Cale Yarborough was born in 1939 in South Carolina to a tobacco farmer and cotton gin operator. Before entering the world of racing, Yarborough was a football athlete. In 1957, he made his racing debut at the Southern 500. He quickly became one of the top racers, eventually winning 83 races, tying him with Jimmie Johnson.
Most notable in his career, were his three consecutive Cup championships from 1976-1978. Jimmie Johnson would eventually beat that and add two more consecutive wins. Yarborough was one of the best race car drivers of his time. He was inducted in the NASCAR Hall of Fame in 2011. Another big honor was getting a part of South Carolina Highway 403 re-named after him to Cale Yarborough Highway.
Terry Labonte- Two Cup Championships
Terry Labonte was a NASCAR racer for 27 years during which he won two Cup championships and 22 races. He set the record for the most years in between two Cup championship wins. Labonte was born into a family of racers, but unlike his two brothers, Bobby and Justin, Terry became one of the most popular drivers of his time.
In 1984, Terry starred as a guest in an episode of The Dukes of Hazzard, playing a pit crew member. He also starred as himself in the Burt Reynolds movie "Stroker Ace" the year prior. He also had some appearances in commercials for Denny’s.
Benny Parsons- 285 Top-Tens
Another North Carolina-born driver, Benny Parsons gained recognition after winning the 1973 NASCAR Winston Cup champion. That year, he had 21 top-ten finishes and 15 top-five finishes out of 28 races that season. After retiring in 1988, he became a top broadcaster and analyst in NASCAR for TBS, ABC, ESPN, NBC, and TNT.

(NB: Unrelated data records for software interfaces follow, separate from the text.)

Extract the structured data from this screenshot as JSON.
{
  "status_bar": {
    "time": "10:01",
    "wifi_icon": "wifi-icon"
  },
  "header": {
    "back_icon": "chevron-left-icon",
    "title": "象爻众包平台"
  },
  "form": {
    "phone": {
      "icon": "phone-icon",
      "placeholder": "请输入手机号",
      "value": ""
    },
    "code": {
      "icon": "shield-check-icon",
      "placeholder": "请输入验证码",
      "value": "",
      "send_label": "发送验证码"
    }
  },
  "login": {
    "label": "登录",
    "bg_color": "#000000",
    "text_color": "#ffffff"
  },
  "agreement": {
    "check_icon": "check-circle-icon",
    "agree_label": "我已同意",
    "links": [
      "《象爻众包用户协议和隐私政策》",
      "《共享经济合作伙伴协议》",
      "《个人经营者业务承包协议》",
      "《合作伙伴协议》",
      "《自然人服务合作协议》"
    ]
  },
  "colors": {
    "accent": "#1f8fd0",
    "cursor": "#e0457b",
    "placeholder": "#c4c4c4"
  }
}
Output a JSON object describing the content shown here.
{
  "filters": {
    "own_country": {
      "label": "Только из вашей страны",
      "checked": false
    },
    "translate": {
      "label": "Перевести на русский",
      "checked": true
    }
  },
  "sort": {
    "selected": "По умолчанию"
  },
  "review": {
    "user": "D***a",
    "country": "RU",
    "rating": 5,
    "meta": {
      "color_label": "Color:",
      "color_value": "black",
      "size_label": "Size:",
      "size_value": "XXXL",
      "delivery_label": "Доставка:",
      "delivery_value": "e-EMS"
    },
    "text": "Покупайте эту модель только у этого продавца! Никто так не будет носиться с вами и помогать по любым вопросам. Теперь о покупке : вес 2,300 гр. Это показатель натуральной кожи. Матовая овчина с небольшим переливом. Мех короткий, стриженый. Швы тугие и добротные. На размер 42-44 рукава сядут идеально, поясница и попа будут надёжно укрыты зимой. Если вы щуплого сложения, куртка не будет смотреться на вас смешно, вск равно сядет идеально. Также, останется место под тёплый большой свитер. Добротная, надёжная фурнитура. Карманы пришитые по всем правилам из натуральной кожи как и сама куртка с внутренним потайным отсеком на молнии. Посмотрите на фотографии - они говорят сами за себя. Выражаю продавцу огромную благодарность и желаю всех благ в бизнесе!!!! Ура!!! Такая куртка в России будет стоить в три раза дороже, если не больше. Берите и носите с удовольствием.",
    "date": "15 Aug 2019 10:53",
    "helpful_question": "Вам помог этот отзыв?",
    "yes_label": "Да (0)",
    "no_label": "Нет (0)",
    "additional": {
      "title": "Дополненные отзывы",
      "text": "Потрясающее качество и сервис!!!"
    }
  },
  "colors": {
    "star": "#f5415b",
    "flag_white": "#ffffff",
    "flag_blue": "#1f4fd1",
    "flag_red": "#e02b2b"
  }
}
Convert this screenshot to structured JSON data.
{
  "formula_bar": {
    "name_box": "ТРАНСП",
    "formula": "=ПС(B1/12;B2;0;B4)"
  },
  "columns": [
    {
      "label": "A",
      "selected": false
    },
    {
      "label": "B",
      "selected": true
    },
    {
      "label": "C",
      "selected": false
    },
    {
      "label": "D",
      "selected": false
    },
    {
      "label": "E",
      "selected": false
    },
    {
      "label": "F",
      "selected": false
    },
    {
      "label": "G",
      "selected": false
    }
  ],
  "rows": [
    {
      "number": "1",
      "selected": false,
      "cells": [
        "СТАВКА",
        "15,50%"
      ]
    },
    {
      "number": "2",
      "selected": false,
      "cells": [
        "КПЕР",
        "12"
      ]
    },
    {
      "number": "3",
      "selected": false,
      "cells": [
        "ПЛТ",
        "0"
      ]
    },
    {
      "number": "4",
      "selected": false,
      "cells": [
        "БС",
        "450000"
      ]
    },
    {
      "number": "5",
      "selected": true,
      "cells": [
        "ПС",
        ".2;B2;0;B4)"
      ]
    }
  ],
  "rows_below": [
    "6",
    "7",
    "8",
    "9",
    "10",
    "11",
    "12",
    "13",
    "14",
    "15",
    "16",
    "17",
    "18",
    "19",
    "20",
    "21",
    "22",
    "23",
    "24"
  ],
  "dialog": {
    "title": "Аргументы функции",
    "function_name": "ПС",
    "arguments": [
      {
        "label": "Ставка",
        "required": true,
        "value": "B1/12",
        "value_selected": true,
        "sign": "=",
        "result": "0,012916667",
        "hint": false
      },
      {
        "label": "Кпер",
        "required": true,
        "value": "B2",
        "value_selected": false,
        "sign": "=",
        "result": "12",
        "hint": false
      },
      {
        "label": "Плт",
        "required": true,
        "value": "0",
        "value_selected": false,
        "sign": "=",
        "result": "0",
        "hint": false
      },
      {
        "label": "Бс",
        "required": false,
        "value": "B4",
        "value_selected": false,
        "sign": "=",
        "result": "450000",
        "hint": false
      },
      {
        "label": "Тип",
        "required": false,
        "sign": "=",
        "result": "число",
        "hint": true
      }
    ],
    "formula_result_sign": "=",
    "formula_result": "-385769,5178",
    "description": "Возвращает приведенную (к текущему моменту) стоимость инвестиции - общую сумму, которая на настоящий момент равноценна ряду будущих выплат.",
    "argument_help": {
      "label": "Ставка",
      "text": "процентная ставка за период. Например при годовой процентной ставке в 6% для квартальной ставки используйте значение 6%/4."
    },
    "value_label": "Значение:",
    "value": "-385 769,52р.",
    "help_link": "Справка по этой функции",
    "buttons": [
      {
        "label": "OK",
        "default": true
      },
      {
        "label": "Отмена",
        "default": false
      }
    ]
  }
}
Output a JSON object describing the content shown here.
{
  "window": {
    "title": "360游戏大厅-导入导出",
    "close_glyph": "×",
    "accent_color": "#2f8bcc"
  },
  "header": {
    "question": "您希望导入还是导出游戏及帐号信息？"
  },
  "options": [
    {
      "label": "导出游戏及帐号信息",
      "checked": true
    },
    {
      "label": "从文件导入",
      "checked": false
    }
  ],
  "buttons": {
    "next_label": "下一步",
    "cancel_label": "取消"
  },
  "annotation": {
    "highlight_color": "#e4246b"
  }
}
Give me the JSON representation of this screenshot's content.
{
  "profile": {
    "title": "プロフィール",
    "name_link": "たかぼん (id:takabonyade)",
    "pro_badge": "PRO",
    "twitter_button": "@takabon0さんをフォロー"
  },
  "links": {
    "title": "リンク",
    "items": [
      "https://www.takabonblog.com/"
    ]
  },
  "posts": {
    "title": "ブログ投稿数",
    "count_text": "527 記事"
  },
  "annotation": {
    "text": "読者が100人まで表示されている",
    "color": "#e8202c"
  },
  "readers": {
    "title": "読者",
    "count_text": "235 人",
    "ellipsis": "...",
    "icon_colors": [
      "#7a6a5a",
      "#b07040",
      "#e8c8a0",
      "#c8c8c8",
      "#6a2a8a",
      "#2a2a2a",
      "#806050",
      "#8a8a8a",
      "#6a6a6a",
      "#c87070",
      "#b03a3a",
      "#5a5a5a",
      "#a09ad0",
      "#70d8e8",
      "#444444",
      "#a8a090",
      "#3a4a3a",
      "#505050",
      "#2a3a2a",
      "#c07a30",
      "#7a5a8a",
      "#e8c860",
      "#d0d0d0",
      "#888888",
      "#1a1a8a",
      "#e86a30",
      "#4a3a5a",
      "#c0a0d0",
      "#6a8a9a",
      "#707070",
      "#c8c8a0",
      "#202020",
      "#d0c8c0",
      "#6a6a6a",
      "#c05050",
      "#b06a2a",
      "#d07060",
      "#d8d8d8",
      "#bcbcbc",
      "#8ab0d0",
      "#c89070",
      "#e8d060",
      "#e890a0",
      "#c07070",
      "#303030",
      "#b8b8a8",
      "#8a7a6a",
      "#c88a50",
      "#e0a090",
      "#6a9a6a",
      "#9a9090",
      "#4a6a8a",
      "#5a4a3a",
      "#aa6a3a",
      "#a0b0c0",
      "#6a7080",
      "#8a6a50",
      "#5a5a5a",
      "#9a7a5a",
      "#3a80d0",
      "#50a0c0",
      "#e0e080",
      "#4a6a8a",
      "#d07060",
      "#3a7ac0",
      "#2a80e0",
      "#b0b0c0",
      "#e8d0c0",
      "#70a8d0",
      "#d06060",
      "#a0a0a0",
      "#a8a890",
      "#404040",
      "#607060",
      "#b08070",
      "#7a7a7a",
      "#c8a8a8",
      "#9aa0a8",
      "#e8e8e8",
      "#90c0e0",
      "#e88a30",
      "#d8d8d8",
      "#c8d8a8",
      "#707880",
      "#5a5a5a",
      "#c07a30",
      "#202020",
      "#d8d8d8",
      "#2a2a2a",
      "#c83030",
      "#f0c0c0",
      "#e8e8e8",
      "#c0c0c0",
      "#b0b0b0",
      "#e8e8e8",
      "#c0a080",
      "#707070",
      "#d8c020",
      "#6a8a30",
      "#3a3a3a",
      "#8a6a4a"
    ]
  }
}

In 2017, Parsons was inducted into the NASCAR Hall of Fame. Parsons had his fair share of health problems during the last few years of his life. Even though he had stopped smoking back in the late '70s, it seems that it had long-lasting effects on his breathing. Sadly, he passed in 2007 from lung cancer.
Ricky “The Rooster” Rudd- 788 Consecutive Starts
Virginia-born Ricky Rudd got his racing start as a teenager in go-karts and motocross. He made his NASCAR debut in 1975 at North Carolina Speedway. Two years later, he became a full-time driver. His 32-year career consisted of 23 wins at the NASCAR Cup Series. He retired in 2006 and was inducted into the Virginia Sports Hall of Fame in 2007.
One of Ricky Rudd’s most memorable NASCAR moments was in 1988 at the Budweiser At The Glen. He was able to pass the finish line before Rusty Wallace by inching closer to him although Wallace had gained speed in the final laps.
Mark Martin- 882 Races
Despite never having won a Cup championship, the Arkansas-born native has nonetheless been described by ESPN as one of the best drivers. He’s not the best there ever was, but with 40 wins, 51 pole positions, and a career that spanned more than 31 years, he is definitely deserving of a spot on our list. Plus, there’s that minor fact that he managed to make an earning of over $85 million by the time he retired.
In 2017, Martin received the honor of being inducted in the NASCAR Hall of Fame along with Richard Childress, Rick Hendrick, Raymond Parks, and Benny Parsons. Since retiring from racing, Martin has switched to the back end and now is the owner of several car dealerships in Arkansas.